Second, her published work, based on the dissertation, inspired a decade of intense investigations leading to applications and generalizations by two of the leading schools of topology at the time, one in Poland and the other in America. Indeed, it served as a catalyst for subsequent studies for another 50 years.
Third, she devoted all her energy to high-school instruction in mathematics, inspiring students to pursue higher education through the doctorate and, in at least one case, to pursue a lifetime of research accomplishments.
In spite of this impressive record, Mullikin is cited in very few works on women mathematicians. She is mentioned neither in older references like  and  nor in recent ones like  and , even though her contributions were noted in two papers on the Moore school,  and .
We do not know why such an omission has occurred, but we hope the present work, in which Mullikin is cast as the central figure and not in a supporting role, reverses this regrettable situation. It has also come to our attention that a very recent book on female American mathematicians includes Mullikin and her achievements .
This paper begins with an account of Mullikin's only published mathematical research, her doctoral dissertation, which appeared in 1922. We detail those parts of the paper which involve fundamental concepts in â?2 and are appropriate for present-day students who are extending their conceptual understanding from â? to â?n.
Next, we trace the catalytic effect her results had on the fledgling field of point-set topology. Called "the theorems of Miss Mullikin," they played an important role in one of the first truly international movements in mathematics in the United States.
This analysis of Mullikin's research is followed by an account of her professional career as a high school teacher, citing particular educational influences on her students.
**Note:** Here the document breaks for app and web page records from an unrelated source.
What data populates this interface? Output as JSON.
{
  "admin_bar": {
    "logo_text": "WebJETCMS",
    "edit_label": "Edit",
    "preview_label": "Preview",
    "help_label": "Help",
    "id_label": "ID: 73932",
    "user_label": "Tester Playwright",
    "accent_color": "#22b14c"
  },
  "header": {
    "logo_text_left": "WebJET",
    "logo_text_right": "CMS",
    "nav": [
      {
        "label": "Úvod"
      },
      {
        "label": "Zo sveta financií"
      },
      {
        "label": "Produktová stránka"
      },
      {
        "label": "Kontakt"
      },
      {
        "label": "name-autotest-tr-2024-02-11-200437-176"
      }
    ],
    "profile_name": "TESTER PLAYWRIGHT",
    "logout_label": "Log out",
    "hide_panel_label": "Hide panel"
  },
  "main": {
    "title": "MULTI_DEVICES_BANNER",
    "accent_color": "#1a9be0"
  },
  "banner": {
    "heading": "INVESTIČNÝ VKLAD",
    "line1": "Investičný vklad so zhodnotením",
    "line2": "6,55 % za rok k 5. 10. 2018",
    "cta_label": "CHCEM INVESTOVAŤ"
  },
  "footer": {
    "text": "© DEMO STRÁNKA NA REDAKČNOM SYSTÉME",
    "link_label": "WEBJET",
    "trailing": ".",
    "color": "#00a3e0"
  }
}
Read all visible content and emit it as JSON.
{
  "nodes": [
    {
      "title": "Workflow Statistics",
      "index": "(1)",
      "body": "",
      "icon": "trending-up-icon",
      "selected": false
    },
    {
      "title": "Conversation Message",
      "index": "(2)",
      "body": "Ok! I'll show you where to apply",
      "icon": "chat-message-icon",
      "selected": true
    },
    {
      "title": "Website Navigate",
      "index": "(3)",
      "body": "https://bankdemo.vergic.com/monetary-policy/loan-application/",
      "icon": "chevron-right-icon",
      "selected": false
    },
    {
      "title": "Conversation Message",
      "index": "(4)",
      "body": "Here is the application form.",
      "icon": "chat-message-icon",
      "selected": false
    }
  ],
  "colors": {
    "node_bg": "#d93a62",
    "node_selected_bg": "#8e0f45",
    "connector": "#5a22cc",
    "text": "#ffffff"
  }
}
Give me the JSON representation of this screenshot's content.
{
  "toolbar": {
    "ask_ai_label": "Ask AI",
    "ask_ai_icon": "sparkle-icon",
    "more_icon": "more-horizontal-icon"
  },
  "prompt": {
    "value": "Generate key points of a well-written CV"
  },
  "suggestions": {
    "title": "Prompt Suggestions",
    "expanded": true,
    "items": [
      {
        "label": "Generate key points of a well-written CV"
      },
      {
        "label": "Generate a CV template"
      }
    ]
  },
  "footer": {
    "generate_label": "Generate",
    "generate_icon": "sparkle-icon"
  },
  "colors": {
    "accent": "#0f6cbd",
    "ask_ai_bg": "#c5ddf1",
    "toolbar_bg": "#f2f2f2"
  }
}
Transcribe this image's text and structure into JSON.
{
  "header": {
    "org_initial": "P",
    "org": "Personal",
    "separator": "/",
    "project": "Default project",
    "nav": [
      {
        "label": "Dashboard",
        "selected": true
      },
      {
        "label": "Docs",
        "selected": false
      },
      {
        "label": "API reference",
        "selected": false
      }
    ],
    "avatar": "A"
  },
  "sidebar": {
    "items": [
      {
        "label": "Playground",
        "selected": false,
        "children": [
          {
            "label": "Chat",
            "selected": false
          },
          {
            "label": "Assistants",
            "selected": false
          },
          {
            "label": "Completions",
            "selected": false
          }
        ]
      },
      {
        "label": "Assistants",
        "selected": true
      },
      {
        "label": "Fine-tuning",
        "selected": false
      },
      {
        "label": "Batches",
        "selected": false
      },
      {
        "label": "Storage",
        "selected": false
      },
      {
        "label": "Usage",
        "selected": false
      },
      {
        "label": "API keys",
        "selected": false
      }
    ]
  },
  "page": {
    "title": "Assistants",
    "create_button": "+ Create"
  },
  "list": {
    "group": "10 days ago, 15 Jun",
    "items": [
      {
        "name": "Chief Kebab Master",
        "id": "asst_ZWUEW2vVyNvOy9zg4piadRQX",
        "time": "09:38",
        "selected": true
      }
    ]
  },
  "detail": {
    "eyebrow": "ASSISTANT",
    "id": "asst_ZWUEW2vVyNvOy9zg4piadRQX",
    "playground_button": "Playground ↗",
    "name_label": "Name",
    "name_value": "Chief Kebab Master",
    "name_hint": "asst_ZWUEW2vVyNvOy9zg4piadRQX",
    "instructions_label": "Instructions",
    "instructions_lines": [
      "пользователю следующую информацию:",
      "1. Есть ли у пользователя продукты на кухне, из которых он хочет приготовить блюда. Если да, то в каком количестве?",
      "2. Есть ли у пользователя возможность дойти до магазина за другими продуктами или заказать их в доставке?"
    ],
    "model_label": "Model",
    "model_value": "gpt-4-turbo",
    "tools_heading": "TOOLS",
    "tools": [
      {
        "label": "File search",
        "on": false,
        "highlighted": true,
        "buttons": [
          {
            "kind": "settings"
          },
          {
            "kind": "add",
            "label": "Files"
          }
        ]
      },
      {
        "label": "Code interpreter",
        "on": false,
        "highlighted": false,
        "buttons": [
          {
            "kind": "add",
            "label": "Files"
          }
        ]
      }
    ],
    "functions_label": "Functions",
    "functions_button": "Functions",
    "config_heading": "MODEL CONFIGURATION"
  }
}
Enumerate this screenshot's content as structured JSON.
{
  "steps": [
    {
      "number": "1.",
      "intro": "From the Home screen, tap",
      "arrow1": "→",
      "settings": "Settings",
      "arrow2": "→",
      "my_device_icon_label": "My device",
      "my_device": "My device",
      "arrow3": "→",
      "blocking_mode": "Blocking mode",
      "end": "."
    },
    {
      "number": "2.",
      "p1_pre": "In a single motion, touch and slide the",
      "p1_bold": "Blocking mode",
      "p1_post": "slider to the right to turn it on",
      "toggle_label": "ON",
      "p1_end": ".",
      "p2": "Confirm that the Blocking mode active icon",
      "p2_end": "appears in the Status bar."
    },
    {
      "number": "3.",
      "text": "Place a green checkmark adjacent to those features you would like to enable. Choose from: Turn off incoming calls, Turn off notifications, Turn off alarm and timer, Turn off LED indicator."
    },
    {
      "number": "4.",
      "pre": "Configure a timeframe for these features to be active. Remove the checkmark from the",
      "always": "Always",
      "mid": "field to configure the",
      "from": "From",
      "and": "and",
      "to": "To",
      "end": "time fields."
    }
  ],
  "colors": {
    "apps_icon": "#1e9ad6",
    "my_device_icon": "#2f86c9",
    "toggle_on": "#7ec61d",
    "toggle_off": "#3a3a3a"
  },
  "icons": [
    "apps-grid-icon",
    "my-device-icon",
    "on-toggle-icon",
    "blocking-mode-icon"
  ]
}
The paper concludes with information about Mullikin's life and family.
Continue to the next chapter: 2. DISSERTATION.